Recent reports have highlighted the social dilemma that we face as an outcome of the Covid-19 pandemic. Our social justice system requires that every citizen makes their contribution to society by paying their taxes and abiding by common law. The economic impact of the pandemic has created huge shortfalls in local government budgets and exacerbated the financial vulnerability of some people. There has never been a time when the need for collaboration between creditors and debt advisers has been greater.

Whereas before civil enforcement was a function of the social justice system and those who wilfully refused to pay their debts to central and local government were rightly pursued through the courts and appropriately dealt with, now many won’t payers are becoming can’t payers. The debt advice sector needs to work even more closely with the professionals tasked with recovering losses to the public purse. The enforcement process is adapting to a new critical role.

People affected by life shocks as a result of the pandemic are often invisible to the authorities and debt advice sector until enforcement action is taken and agents visit people at home. The enforced lockdowns and local restrictions have made regular engagement more necessary to enable people to manage their debts.

While the policymakers consider how to respond to a new social agenda, CIVEA and its members continue to work in partnership with the debt advice sector. We want the best outcome for people in debt and when there are shortcomings or opportunities to improve our operations, we recognise and address these. In collaboration, business and the voluntary has successfully resolved debt issues and supported vulnerable people.

As well as providing significant financial support, through FairShare contributions, our members fund local debt advisers working in citizens advice bureaux and council offices. Debt advice experts provide training on vulnerability to enforcement field agents and contact centre operators, and all CIVEA members have very strong local relationships with the voluntary organisations. Enforcement firms have dedicated welfare teams or welfare officers, depending on the size of the business, who work with debt advisers and are empowered to put cases on hold and negotiate payment arrangements. They have access to the same affordability and assessment tools as any commercial credit collector.

There is consensus on many policy issues that have been highlighted by the pandemic, such as the shared belief that councils should co-ordinate information about debts held across different departments; data and technology could be used more effectively to develop metrics for reporting on debt recovery and letter and other statutory communications should be revised to reflect the need for a more sensitive approach from public authorities.

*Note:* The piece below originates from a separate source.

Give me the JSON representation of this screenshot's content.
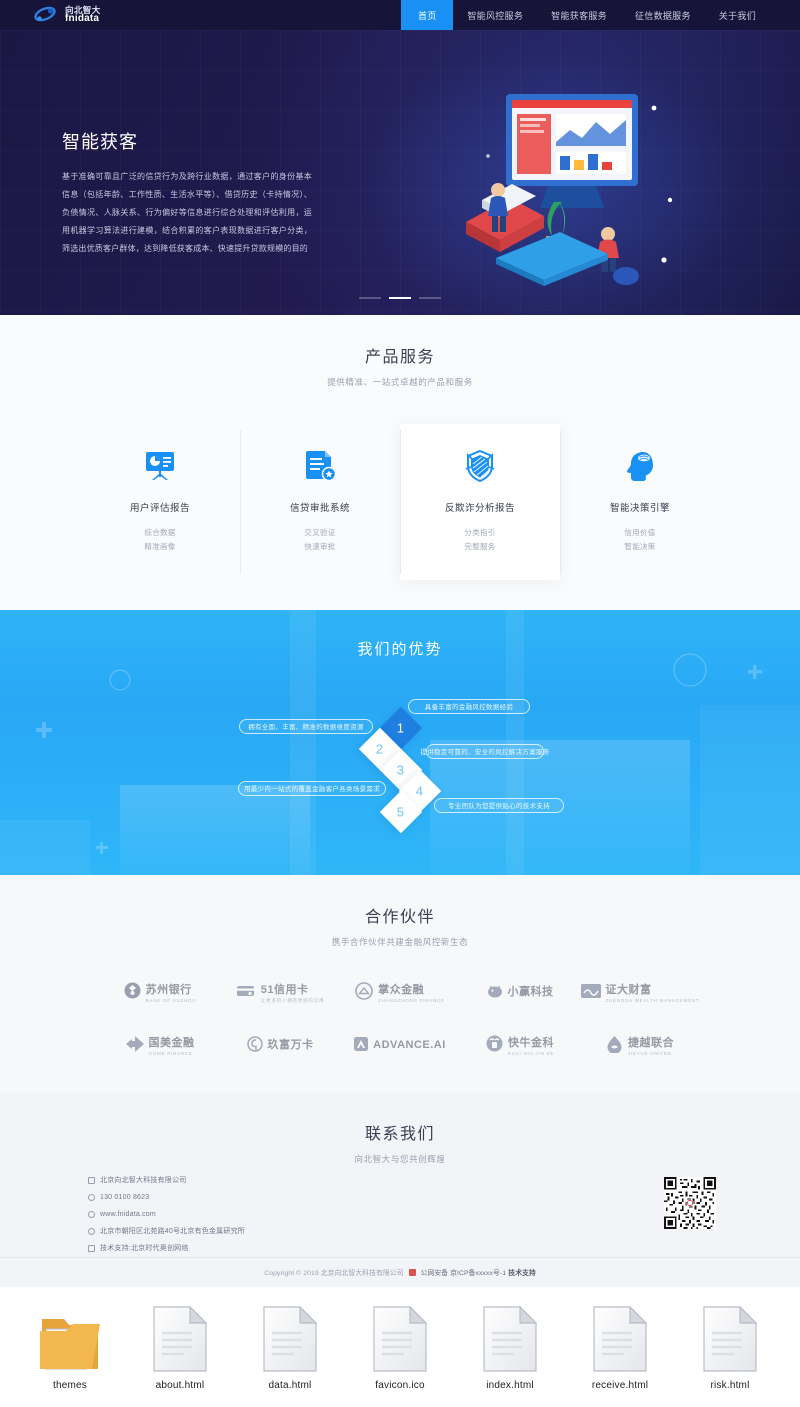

We continue to press the government for greater flexibility in the language used in letters and documents, including signposting to free debt advice. Default Notices are designed to give people who are falling behind on their debts fair warning before lenders take further action. However, the statutory requirements of these communications has not been updated for 40 years. The letters borrowers receive from commercial credit providers when they are behind on repayments will be easier to understand and less intimidating as a result of new rules proposed by the Treasury this month. CIVEA has urged the government to extend this review to default letters and other communication from local authorities. Currently, these communications remain heavily prescribed under the Tribunals, Courts and Enforcement Act 2007.

The flexibility to adapt all communications, provided this does not contravene regulations, can ensure that all individuals are treated fairly and equitably. Our own evidence shows that a softer approach in early-stage communications can elicit a good response from people in debt, including potentially vulnerable people. That is why CIVEA members devised sensitive communications in a universal template letter in response to the Covid-19- crisis and CIVEA members provided flexibility around payment breaks, forbearance and additional support. In some cases, our template reconnection letters were amended in response to local council requirements.

We also support periodic reviews of repayment plans to check for changes in circumstances, alongside alternative collection routes and better promotion of the support available for vulnerable people.

We can all agree that is important that local authorities have an accessible and transparent complaints process in place for anyone who wishes to dispute a debt or register a complaint against the conduct of public servants. This obligation extends to enforcement agents and other third-party service providers that contract with local authorities. Where they are acting on behalf of public bodies, they should be accountable for their conduct. That is why CIVEA have voluntarily mandated the use of body-worn cameras for all their enforcement agents. We continue to align ourselves with the debt advice sector in calling for the draft Public Service Ombudsman Bill to be given parliamentary time. The planned legislation has cross-party and cross-industry support.

Commentators often try to create a friction between enforcement agents and the debt advice sector. This binary debate ignores the close working relationships that CIVEA members have with the advice sector at a local and national level. Differences of opinion are always magnified and scrutinised more than similarities and common ground. But it is encouraging to read the broad-ranging agreement and over-lapping views in our individual responses to the Cabinet Office call for evidence on public debt management. Such synergy will ultimately lead to better public policy and better outcomes for those who face severe financial pressures as a result of the Covid-19 pandemic.

Russell Hamblin-Boone, Chief Executive Officer at Civil Enforcement Association (CIVEA)